[[ The data, beginning ]]

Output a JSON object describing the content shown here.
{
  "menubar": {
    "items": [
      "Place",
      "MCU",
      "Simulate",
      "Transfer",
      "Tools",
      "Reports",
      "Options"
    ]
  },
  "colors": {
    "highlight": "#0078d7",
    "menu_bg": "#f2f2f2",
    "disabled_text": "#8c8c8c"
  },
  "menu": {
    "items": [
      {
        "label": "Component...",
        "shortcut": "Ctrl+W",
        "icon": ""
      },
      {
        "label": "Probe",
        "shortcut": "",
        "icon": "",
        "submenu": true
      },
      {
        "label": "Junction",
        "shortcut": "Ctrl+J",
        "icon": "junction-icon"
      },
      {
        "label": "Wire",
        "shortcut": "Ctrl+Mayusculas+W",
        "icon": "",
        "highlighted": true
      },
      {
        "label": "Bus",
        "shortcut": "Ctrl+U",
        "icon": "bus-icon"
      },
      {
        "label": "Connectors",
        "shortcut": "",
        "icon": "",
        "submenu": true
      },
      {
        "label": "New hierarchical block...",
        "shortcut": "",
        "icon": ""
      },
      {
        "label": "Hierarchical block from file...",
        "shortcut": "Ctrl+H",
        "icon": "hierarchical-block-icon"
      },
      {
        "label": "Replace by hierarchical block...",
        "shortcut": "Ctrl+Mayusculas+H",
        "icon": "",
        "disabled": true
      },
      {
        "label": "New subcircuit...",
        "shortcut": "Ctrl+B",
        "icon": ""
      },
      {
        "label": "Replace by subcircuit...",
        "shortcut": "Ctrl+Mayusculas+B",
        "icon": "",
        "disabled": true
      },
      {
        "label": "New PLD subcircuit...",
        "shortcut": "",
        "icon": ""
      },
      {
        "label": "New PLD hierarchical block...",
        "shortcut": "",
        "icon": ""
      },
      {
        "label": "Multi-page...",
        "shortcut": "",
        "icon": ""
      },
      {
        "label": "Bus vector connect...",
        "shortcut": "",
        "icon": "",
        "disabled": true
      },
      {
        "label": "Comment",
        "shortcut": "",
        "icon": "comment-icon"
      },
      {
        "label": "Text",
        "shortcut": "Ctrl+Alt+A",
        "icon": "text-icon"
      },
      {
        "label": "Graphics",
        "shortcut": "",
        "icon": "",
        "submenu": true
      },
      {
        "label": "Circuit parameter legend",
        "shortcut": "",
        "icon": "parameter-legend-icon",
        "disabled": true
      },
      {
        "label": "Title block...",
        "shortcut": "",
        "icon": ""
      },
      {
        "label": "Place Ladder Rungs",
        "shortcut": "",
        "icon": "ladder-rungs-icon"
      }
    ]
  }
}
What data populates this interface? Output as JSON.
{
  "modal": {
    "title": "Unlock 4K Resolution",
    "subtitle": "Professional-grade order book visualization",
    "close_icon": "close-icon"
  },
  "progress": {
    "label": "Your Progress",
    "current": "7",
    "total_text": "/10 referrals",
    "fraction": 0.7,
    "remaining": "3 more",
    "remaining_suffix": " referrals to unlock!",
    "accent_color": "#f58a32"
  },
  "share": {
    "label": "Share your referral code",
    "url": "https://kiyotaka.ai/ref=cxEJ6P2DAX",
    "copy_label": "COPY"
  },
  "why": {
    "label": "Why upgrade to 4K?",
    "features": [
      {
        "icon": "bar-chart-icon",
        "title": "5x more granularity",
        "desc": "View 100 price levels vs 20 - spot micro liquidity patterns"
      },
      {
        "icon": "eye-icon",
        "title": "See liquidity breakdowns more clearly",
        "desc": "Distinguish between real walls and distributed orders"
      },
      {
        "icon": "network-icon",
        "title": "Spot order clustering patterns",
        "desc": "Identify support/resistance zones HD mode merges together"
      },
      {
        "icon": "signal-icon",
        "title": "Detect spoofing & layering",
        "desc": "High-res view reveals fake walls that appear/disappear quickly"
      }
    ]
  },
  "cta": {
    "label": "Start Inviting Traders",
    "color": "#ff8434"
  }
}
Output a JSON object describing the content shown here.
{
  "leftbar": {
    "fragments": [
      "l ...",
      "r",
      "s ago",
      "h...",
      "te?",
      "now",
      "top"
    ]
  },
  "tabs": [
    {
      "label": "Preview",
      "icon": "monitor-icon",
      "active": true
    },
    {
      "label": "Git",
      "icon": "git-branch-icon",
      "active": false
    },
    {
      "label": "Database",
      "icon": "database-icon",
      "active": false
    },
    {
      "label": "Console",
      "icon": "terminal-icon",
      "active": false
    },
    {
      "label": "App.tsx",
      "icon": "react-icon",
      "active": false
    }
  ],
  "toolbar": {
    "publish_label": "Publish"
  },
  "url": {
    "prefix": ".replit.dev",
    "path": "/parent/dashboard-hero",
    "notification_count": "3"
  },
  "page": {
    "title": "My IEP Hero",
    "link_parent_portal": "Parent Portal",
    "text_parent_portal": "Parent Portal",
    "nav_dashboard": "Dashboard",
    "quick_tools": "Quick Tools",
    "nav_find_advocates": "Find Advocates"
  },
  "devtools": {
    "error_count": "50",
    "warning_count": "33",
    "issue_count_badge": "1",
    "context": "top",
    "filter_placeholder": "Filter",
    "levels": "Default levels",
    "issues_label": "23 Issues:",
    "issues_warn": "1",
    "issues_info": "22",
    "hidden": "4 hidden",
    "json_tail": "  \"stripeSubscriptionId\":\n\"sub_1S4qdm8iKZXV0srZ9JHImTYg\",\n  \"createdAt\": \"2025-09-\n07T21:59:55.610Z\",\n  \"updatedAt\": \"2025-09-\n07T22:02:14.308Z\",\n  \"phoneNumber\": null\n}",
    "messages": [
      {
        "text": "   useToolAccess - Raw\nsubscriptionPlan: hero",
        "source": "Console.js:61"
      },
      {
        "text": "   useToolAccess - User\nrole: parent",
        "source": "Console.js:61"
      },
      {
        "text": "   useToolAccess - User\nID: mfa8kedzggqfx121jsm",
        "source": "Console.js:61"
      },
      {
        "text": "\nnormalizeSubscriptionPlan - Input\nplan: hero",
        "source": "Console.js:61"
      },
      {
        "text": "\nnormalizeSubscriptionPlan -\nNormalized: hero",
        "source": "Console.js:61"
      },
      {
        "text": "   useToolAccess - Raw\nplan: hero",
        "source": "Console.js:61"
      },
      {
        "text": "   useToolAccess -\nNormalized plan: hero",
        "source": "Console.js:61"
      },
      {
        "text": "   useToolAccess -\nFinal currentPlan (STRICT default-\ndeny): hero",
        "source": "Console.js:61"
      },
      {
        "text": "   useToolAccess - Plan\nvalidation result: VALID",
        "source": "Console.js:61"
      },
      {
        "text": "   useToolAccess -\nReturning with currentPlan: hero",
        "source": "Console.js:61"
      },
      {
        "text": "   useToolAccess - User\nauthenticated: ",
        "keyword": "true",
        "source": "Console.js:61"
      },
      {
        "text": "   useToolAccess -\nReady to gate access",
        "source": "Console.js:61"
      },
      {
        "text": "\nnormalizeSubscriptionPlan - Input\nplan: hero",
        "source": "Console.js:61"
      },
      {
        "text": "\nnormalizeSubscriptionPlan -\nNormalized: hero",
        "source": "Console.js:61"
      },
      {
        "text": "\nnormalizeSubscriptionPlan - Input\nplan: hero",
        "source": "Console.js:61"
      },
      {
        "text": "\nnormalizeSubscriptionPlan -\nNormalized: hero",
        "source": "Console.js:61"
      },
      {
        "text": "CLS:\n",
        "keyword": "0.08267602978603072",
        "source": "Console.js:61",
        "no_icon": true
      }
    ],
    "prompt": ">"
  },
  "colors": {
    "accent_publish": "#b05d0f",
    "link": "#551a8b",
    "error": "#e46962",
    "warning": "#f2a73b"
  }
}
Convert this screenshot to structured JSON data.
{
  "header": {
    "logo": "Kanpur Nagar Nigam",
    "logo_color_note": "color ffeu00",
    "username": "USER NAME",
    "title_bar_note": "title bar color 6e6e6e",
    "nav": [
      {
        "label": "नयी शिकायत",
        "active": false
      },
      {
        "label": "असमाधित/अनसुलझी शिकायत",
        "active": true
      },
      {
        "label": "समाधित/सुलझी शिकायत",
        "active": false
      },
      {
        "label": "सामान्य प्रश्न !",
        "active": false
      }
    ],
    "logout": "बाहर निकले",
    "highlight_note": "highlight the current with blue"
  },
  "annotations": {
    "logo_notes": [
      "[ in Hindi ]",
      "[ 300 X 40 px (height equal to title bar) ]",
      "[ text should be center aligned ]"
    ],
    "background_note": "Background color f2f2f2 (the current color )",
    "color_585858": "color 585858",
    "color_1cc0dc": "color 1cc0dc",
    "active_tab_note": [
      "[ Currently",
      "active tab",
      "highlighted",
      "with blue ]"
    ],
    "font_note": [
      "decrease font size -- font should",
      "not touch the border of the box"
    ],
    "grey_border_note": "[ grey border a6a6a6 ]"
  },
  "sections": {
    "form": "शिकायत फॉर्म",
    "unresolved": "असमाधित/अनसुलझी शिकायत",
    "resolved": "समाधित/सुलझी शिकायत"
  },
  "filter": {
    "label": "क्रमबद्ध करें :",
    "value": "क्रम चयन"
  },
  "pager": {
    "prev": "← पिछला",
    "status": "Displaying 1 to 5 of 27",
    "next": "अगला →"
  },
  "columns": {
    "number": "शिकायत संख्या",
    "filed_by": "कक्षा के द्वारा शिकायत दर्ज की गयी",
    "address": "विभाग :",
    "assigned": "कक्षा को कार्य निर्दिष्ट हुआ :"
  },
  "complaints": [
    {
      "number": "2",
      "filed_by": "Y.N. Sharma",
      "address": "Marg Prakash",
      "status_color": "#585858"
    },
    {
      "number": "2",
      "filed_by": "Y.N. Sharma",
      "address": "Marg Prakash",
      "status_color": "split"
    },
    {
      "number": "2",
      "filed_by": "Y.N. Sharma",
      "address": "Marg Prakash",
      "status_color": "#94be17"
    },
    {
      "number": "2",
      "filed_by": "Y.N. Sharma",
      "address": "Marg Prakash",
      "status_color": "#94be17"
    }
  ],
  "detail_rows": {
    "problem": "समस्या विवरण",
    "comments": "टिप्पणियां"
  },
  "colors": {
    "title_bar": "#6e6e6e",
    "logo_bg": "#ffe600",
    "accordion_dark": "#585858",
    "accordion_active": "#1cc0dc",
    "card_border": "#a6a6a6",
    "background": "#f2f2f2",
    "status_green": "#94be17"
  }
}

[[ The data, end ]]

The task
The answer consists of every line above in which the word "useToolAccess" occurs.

Exercise solution
        "text": "   useToolAccess - Raw\nsubscriptionPlan: hero",
        "text": "   useToolAccess - User\nrole: parent",
        "text": "   useToolAccess - User\nID: mfa8kedzggqfx121jsm",
        "text": "   useToolAccess - Raw\nplan: hero",
        "text": "   useToolAccess -\nNormalized plan: hero",
        "text": "   useToolAccess -\nFinal currentPlan (STRICT default-\ndeny): hero",
        "text": "   useToolAccess - Plan\nvalidation result: VALID",
        "text": "   useToolAccess -\nReturning with currentPlan: hero",
        "text": "   useToolAccess - User\nauthenticated: ",
        "text": "   useToolAccess -\nReady to gate access",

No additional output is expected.